TO DO:
For the entries below, report every line that includes the word "colors".

___

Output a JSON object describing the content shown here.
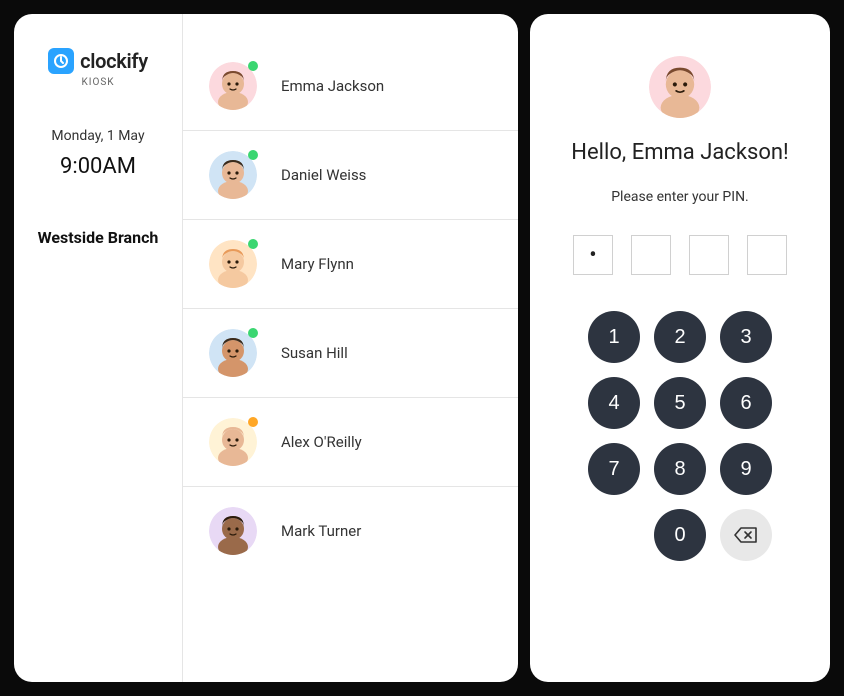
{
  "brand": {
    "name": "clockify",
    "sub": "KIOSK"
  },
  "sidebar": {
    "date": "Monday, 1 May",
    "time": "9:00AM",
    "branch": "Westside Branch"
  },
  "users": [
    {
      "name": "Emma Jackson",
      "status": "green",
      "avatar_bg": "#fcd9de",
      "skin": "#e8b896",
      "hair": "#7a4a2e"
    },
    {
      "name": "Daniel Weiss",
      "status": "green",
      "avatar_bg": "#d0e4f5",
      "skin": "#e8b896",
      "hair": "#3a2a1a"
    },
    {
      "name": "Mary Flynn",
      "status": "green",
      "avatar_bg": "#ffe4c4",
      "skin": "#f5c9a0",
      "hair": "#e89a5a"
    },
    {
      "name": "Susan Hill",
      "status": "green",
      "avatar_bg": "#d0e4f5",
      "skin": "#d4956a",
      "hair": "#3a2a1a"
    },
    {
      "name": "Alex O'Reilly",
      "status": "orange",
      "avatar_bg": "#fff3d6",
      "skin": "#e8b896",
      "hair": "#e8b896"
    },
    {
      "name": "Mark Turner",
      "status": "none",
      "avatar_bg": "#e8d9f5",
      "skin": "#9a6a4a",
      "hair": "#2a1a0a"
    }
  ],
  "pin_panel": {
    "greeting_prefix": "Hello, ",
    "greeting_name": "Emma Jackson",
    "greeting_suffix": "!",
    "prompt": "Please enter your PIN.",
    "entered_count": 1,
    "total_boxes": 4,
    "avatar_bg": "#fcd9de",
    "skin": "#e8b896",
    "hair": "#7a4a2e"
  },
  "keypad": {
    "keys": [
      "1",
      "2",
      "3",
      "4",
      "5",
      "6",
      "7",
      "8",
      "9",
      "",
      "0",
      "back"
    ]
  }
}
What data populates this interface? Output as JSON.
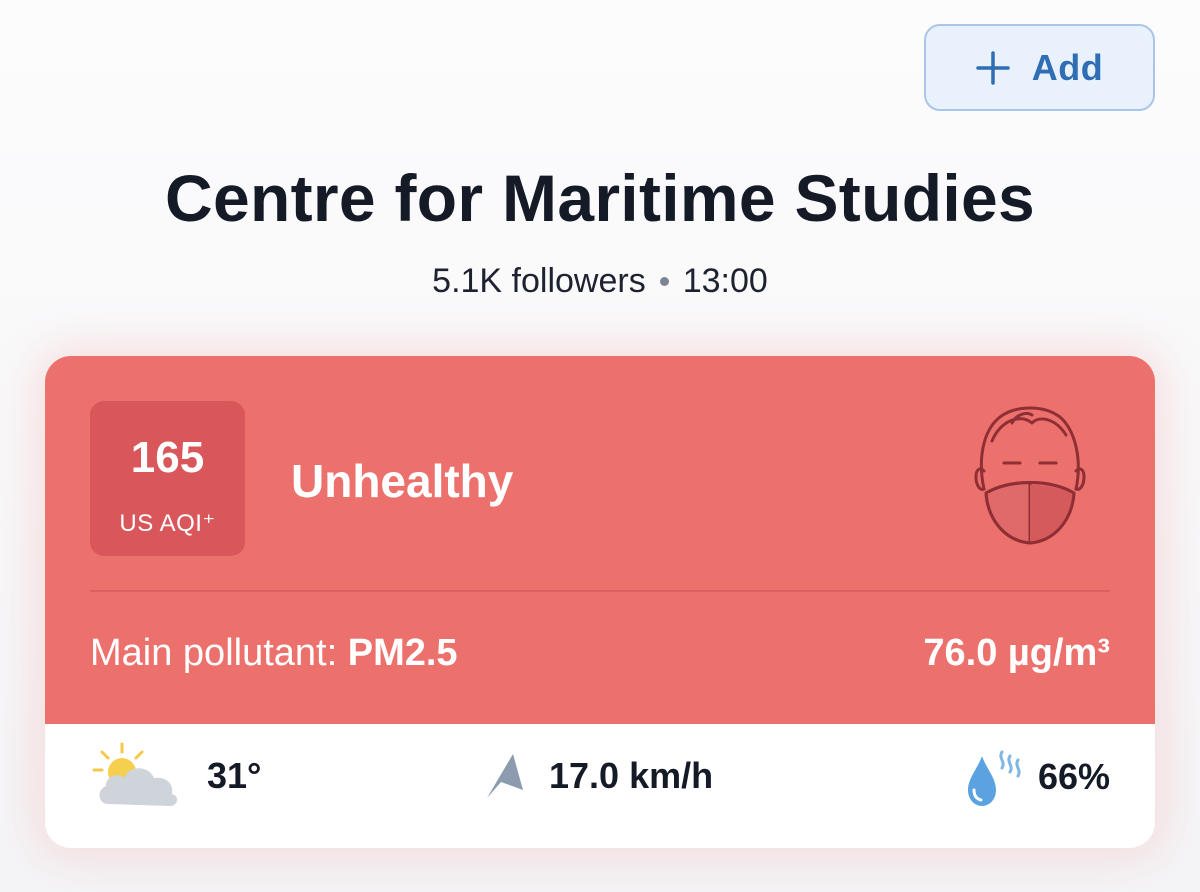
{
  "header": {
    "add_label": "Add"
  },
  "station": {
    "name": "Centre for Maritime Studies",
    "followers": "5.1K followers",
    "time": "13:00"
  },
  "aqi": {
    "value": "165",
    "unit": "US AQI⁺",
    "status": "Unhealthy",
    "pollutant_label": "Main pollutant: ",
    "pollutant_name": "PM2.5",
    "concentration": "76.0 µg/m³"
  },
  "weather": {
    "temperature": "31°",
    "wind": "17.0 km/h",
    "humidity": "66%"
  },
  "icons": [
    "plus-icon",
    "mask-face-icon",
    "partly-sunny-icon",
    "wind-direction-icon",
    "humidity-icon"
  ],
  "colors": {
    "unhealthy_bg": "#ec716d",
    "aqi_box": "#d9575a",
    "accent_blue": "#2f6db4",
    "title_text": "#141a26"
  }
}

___

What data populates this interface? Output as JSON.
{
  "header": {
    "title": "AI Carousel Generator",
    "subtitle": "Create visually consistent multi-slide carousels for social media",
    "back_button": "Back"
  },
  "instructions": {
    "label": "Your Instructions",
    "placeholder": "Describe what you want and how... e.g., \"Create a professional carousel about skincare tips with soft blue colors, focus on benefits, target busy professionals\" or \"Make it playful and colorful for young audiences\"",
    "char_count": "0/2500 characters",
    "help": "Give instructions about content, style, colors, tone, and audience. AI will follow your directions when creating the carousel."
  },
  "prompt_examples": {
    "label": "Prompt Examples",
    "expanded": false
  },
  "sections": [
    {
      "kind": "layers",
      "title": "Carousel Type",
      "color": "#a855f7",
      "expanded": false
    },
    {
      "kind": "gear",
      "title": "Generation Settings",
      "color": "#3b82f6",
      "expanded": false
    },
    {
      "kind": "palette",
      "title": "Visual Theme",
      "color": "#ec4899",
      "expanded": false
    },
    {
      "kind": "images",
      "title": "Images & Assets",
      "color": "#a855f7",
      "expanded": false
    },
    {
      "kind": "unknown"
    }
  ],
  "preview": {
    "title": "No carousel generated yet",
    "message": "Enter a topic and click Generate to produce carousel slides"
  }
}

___

OUTPUT FOR THIS EXERCISE:
  "colors": {
    "placeholder": "Describe what you want and how... e.g., \"Create a professional carousel about skincare tips with soft blue colors, focus on benefits, target busy professionals\" or \"Make it playful and colorful for young audiences\"",
    "help": "Give instructions about content, style, colors, tone, and audience. AI will follow your directions when creating the carousel."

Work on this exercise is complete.